> **What is being asked**
Search the records for the string "this", then copy each line that has it.

Material for the task section start

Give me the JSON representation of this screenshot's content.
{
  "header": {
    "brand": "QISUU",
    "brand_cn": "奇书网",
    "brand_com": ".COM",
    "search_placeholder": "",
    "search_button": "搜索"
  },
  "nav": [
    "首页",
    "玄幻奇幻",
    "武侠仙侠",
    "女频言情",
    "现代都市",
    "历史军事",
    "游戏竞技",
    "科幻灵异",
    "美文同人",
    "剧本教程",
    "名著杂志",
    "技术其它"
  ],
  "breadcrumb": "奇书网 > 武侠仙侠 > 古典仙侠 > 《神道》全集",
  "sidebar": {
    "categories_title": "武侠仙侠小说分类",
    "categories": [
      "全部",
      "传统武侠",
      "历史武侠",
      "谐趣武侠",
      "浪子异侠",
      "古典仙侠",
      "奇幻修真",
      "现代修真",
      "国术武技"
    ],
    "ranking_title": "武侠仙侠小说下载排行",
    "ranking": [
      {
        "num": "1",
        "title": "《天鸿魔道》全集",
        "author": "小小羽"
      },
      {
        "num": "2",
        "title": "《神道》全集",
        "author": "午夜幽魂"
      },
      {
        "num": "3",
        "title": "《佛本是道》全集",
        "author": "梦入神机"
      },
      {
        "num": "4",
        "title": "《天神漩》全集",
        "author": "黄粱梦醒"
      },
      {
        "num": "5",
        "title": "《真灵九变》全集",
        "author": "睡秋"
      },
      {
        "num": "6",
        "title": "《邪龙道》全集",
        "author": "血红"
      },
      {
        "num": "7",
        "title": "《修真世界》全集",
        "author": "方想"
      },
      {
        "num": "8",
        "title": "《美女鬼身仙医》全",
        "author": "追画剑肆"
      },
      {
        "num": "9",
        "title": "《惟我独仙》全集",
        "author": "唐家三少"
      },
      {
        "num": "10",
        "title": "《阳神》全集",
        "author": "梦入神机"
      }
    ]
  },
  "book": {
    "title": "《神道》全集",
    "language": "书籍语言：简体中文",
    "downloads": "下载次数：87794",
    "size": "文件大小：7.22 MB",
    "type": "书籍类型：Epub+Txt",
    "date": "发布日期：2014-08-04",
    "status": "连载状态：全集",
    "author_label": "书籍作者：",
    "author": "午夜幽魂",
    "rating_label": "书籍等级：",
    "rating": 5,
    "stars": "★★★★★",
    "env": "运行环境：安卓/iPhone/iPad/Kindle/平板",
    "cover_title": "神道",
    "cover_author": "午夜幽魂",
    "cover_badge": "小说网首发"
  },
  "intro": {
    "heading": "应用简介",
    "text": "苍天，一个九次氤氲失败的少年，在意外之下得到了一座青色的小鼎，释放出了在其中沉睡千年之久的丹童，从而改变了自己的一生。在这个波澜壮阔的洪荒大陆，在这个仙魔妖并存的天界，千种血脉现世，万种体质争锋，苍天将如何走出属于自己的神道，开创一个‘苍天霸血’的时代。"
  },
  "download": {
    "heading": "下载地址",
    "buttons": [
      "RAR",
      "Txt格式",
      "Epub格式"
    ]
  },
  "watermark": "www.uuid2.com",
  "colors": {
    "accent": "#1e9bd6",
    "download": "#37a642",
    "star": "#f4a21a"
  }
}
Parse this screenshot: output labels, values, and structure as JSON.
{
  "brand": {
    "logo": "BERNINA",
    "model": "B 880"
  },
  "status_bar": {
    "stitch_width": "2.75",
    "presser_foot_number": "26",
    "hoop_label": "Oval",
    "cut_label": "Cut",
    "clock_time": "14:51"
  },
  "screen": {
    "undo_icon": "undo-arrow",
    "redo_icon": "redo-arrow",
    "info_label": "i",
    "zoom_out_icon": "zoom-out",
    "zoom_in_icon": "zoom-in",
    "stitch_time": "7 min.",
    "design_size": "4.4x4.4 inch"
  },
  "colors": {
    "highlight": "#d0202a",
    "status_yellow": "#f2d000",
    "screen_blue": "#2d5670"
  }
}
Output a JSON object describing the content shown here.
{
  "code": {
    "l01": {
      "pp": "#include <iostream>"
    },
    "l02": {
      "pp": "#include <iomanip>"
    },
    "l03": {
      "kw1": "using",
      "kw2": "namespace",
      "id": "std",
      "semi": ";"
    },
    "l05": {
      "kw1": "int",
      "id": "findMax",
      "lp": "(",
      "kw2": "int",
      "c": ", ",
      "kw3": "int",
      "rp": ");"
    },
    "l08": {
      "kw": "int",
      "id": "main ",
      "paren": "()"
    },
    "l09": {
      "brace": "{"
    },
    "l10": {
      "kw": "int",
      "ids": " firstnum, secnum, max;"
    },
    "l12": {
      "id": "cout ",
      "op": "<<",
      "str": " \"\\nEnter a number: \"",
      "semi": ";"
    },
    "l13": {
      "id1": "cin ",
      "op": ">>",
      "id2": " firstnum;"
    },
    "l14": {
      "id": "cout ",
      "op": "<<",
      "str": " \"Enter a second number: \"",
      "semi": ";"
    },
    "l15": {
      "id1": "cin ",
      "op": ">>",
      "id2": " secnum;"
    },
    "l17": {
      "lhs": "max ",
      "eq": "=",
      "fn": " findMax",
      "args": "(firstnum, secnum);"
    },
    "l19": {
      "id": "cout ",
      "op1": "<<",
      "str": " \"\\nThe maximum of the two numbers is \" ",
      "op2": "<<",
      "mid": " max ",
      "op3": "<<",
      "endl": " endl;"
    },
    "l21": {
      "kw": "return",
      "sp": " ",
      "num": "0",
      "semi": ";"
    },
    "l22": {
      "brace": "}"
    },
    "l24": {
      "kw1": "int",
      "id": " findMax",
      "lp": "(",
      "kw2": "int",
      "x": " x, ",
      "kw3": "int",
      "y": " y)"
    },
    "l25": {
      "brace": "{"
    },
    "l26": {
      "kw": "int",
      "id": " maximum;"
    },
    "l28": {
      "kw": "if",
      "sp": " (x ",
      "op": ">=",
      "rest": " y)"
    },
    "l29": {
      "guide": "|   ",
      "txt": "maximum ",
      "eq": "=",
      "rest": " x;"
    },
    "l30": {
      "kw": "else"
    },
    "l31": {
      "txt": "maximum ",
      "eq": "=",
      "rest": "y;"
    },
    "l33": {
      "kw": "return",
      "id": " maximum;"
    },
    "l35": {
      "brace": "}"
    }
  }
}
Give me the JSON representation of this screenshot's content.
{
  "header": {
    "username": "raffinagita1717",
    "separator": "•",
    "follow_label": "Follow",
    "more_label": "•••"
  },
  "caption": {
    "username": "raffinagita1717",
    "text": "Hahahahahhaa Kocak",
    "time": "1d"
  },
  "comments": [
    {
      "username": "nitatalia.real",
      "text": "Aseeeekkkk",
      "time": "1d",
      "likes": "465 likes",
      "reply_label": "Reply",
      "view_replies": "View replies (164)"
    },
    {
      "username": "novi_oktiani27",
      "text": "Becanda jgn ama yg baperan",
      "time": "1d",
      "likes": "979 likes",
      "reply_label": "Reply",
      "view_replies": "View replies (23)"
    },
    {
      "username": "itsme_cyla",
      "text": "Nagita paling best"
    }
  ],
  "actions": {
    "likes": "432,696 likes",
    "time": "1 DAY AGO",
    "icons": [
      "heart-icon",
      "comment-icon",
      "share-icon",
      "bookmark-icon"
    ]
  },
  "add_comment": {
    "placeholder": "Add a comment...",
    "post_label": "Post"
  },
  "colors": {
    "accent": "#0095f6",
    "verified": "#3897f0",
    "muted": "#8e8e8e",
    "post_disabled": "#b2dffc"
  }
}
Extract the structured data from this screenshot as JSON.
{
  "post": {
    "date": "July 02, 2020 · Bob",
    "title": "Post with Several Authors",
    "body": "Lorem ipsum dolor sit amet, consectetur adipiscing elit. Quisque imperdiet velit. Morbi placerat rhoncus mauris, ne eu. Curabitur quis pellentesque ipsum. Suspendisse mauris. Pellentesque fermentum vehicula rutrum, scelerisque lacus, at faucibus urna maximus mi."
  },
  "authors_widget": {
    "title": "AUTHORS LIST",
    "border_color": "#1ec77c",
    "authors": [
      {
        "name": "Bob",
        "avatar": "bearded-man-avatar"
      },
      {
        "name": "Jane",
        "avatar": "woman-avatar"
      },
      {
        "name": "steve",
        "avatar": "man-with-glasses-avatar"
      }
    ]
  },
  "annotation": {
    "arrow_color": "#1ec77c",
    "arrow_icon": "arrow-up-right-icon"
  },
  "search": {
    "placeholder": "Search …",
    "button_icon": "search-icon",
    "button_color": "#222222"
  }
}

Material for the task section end

> **Output**
Give me the JSON representation of this screenshot's content.
Parse this screenshot: output labels, values, and structure as JSON.
Give me the JSON representation of this screenshot's content.
Extract the structured data from this screenshot as JSON.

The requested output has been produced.